"No--you're the cause of what's happened here, and of the things to come!" I shot back.
Then quickly she vanished, and I continued my flight.
On the couch in the little garden attached to the house my sister sat staring contemplatively at a frog swimming in the canal that flowed through the greenery. As she did so, she grew intoxicated on the tender breeze and the clusters of grapes dangling from the trellis.
"What are you waiting for?" I asked my sister.
Before she could answer, I said, "It's better to sit inside where we can listen to the phonograph." We exchanged consulting looks, then went into the room. There the silence became more intense until even the breeze abandoned us.
I looked at my sister--and she had turned into the screen star Greta Garbo. She was my favorite actress, so I soared with happiness, though without any wings.
I trembled with pleasure, yet the enchantment was brief. I wanted to bring the miraculous magic back once again--but my sister refused to help. I asked her why she had said no.
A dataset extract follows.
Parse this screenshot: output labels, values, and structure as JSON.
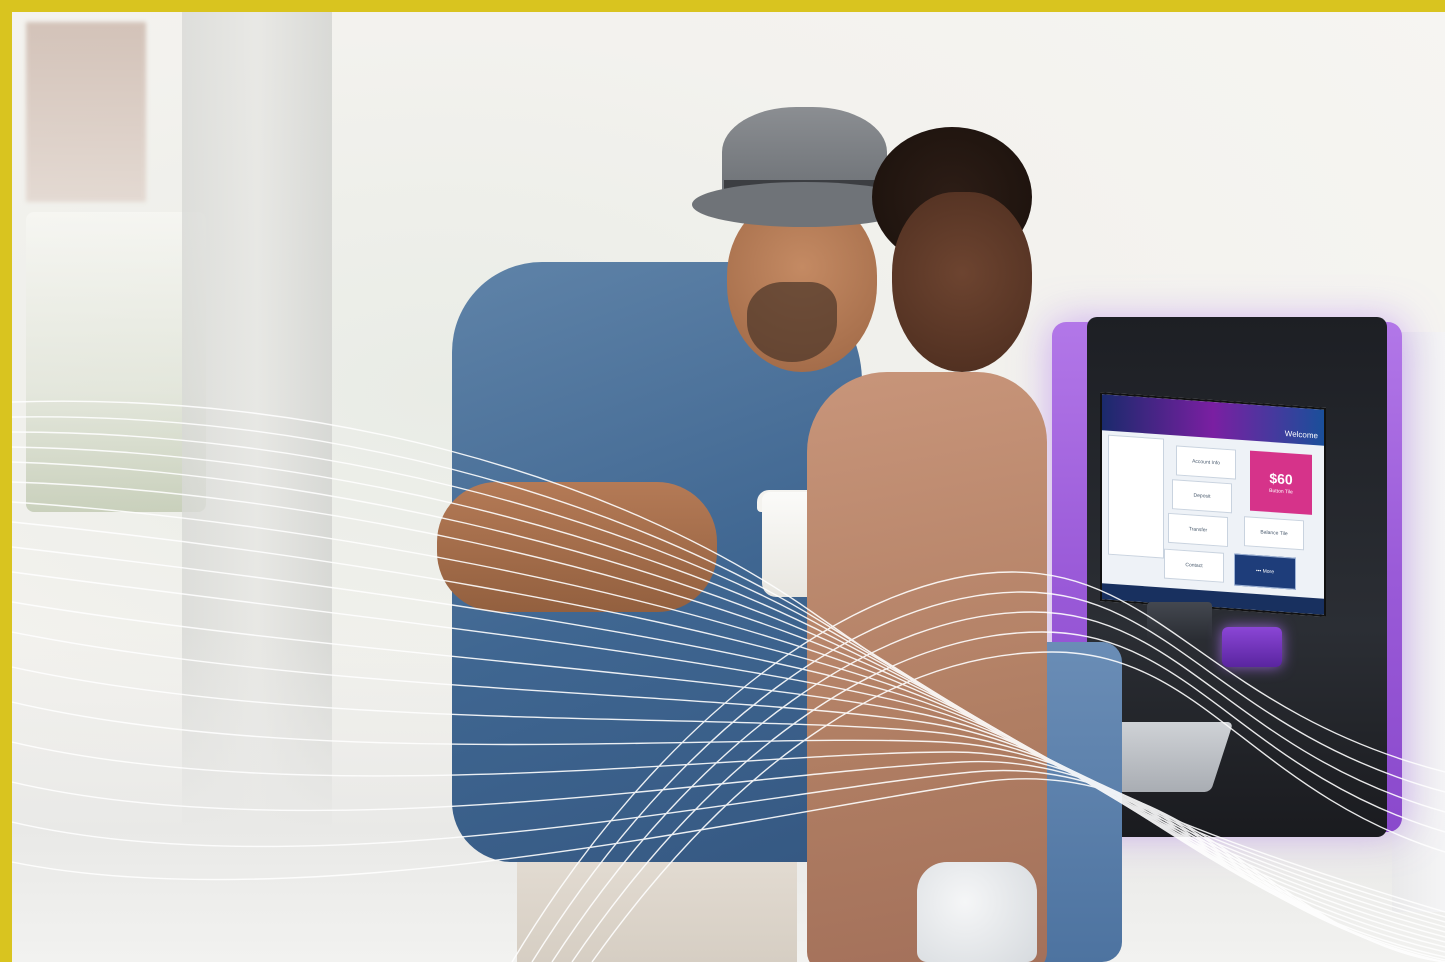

"My mother . . ." she replied.
I cut her off before she could finish.
"She doesn't know," I told her.
"She knows everything," she declared confidently.
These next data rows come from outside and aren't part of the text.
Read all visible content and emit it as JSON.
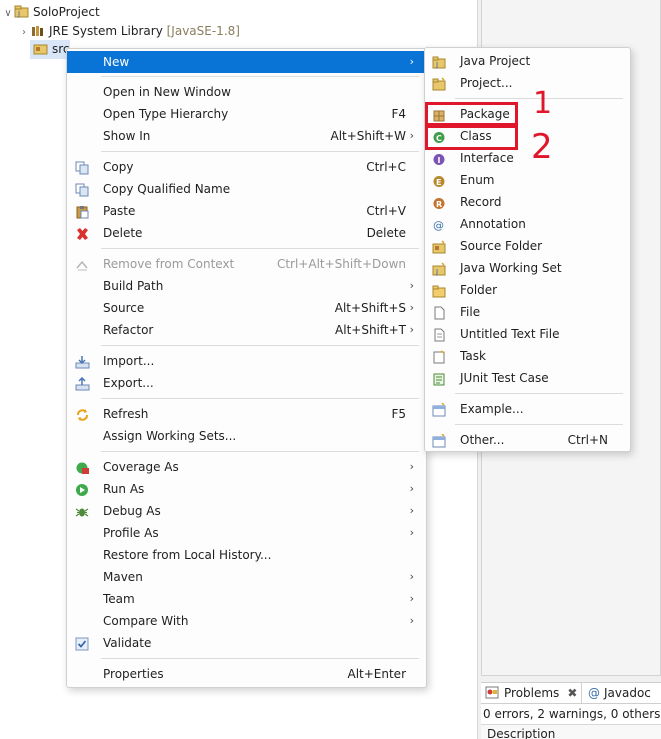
{
  "tree": {
    "project": "SoloProject",
    "jre_label": "JRE System Library",
    "jre_version": "[JavaSE-1.8]",
    "src": "src"
  },
  "context_menu": {
    "items": [
      {
        "label": "New",
        "accel": "",
        "submenu": true,
        "icon": "none",
        "highlighted": true
      },
      {
        "label": "Open in New Window",
        "accel": "",
        "icon": "none"
      },
      {
        "label": "Open Type Hierarchy",
        "accel": "F4",
        "icon": "none"
      },
      {
        "label": "Show In",
        "accel": "Alt+Shift+W",
        "submenu": true,
        "icon": "none"
      },
      {
        "label": "Copy",
        "accel": "Ctrl+C",
        "icon": "copy-icon"
      },
      {
        "label": "Copy Qualified Name",
        "accel": "",
        "icon": "copy-qualified-icon"
      },
      {
        "label": "Paste",
        "accel": "Ctrl+V",
        "icon": "paste-icon"
      },
      {
        "label": "Delete",
        "accel": "Delete",
        "icon": "delete-icon"
      },
      {
        "label": "Remove from Context",
        "accel": "Ctrl+Alt+Shift+Down",
        "icon": "remove-context-icon",
        "disabled": true
      },
      {
        "label": "Build Path",
        "accel": "",
        "submenu": true,
        "icon": "none"
      },
      {
        "label": "Source",
        "accel": "Alt+Shift+S",
        "submenu": true,
        "icon": "none"
      },
      {
        "label": "Refactor",
        "accel": "Alt+Shift+T",
        "submenu": true,
        "icon": "none"
      },
      {
        "label": "Import...",
        "accel": "",
        "icon": "import-icon"
      },
      {
        "label": "Export...",
        "accel": "",
        "icon": "export-icon"
      },
      {
        "label": "Refresh",
        "accel": "F5",
        "icon": "refresh-icon"
      },
      {
        "label": "Assign Working Sets...",
        "accel": "",
        "icon": "none"
      },
      {
        "label": "Coverage As",
        "accel": "",
        "submenu": true,
        "icon": "coverage-icon"
      },
      {
        "label": "Run As",
        "accel": "",
        "submenu": true,
        "icon": "run-icon"
      },
      {
        "label": "Debug As",
        "accel": "",
        "submenu": true,
        "icon": "debug-icon"
      },
      {
        "label": "Profile As",
        "accel": "",
        "submenu": true,
        "icon": "none"
      },
      {
        "label": "Restore from Local History...",
        "accel": "",
        "icon": "none"
      },
      {
        "label": "Maven",
        "accel": "",
        "submenu": true,
        "icon": "none"
      },
      {
        "label": "Team",
        "accel": "",
        "submenu": true,
        "icon": "none"
      },
      {
        "label": "Compare With",
        "accel": "",
        "submenu": true,
        "icon": "none"
      },
      {
        "label": "Validate",
        "accel": "",
        "icon": "validate-check-icon"
      },
      {
        "label": "Properties",
        "accel": "Alt+Enter",
        "icon": "none"
      }
    ]
  },
  "new_submenu": {
    "items": [
      {
        "label": "Java Project",
        "accel": "",
        "icon": "java-project-icon"
      },
      {
        "label": "Project...",
        "accel": "",
        "icon": "project-icon"
      },
      {
        "label": "Package",
        "accel": "",
        "icon": "package-icon"
      },
      {
        "label": "Class",
        "accel": "",
        "icon": "class-icon"
      },
      {
        "label": "Interface",
        "accel": "",
        "icon": "interface-icon"
      },
      {
        "label": "Enum",
        "accel": "",
        "icon": "enum-icon"
      },
      {
        "label": "Record",
        "accel": "",
        "icon": "record-icon"
      },
      {
        "label": "Annotation",
        "accel": "",
        "icon": "annotation-icon"
      },
      {
        "label": "Source Folder",
        "accel": "",
        "icon": "source-folder-icon"
      },
      {
        "label": "Java Working Set",
        "accel": "",
        "icon": "working-set-icon"
      },
      {
        "label": "Folder",
        "accel": "",
        "icon": "folder-icon"
      },
      {
        "label": "File",
        "accel": "",
        "icon": "file-icon"
      },
      {
        "label": "Untitled Text File",
        "accel": "",
        "icon": "text-file-icon"
      },
      {
        "label": "Task",
        "accel": "",
        "icon": "task-icon"
      },
      {
        "label": "JUnit Test Case",
        "accel": "",
        "icon": "junit-icon"
      },
      {
        "label": "Example...",
        "accel": "",
        "icon": "example-icon"
      },
      {
        "label": "Other...",
        "accel": "Ctrl+N",
        "icon": "other-icon"
      }
    ]
  },
  "annotations": {
    "one": "1",
    "two": "2",
    "color": "#e0162b"
  },
  "views": {
    "problems_tab": "Problems",
    "javadoc_tab": "Javadoc",
    "status": "0 errors, 2 warnings, 0 others",
    "description_header": "Description"
  },
  "colors": {
    "highlight": "#0a74d6",
    "annotation": "#e0162b"
  }
}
I felt that sadness had blanketed everything, like a sudden fog.
Our friendship and our growing up together have brought us all here. We have grown used to this alley, and, as the coattails of night come down upon us, we have no goal but to delight in our gathering and surrender to jesting and laughter, and to compete in the art of telling rhyming jokes to each other.
We trade our witty wisecracks as we turn little by little into ghosts in the gloom. We know each other by our voices, and do not pause in savoring our amusing competition. Our guffawing goes up against the four walls around us, waking those who are sleeping. The alley recedes as we draw closer to one another, while the darkness engulfing us fails to dissolve. As all of this happens, we continue as we were until confusion cramps our gaiety, and we begin to wonder if we might best finish our evening elsewhere--perhaps on a square, or on a main road.
One of us tells the story of the pharaonic queen who wanted to take revenge on the priests who had killed her husband. She invited them to a place very much like the one in which we are now rejoicing--then the waters overcame them. He has not quite finished his tale when the heavens open upon us with unprecedented force. The thunder stills us as the water pours down, rising until it covers our feet and creeps up our calves, and we feel that we are drowning in the rain in the shadow of night. We forget all of our jokes and all of our laughter.
In the end, there is no hope left for us--unless we fly into space.
Excerpted from The Dreams by Naguib Mahfouz. Copyright © 2009 by Naguib Mahfouz. Excerpted by permission of Anchor, a division of Random House, Inc. All rights reserved. No part of this excerpt may be reproduced or reprinted without permission in writing from the publisher.
Naguib Mahfouz was born in Cairo in 1911 and began writing when he was seventeen. A student of philosophy and an avid reader, his works range from reimaginings of ancient myths to subtle commentaries on contemporary Egyptian politics and culture. Over a career that lasted more than five decades, he wrote 33 novels, 13 short story anthologies, numerous plays, and 30 screenplays. Of his many works, most famous is The Cairo Trilogy, consisting of Palace Walk (1956), Palace of Desire (1957), and Sugar Street (1957), which focuses on a Cairo family through three generations, from 1917 until 1952. In 1988, he became the first writer in Arabic to be awarded the Nobel Prize in Literature. He died in August 2006.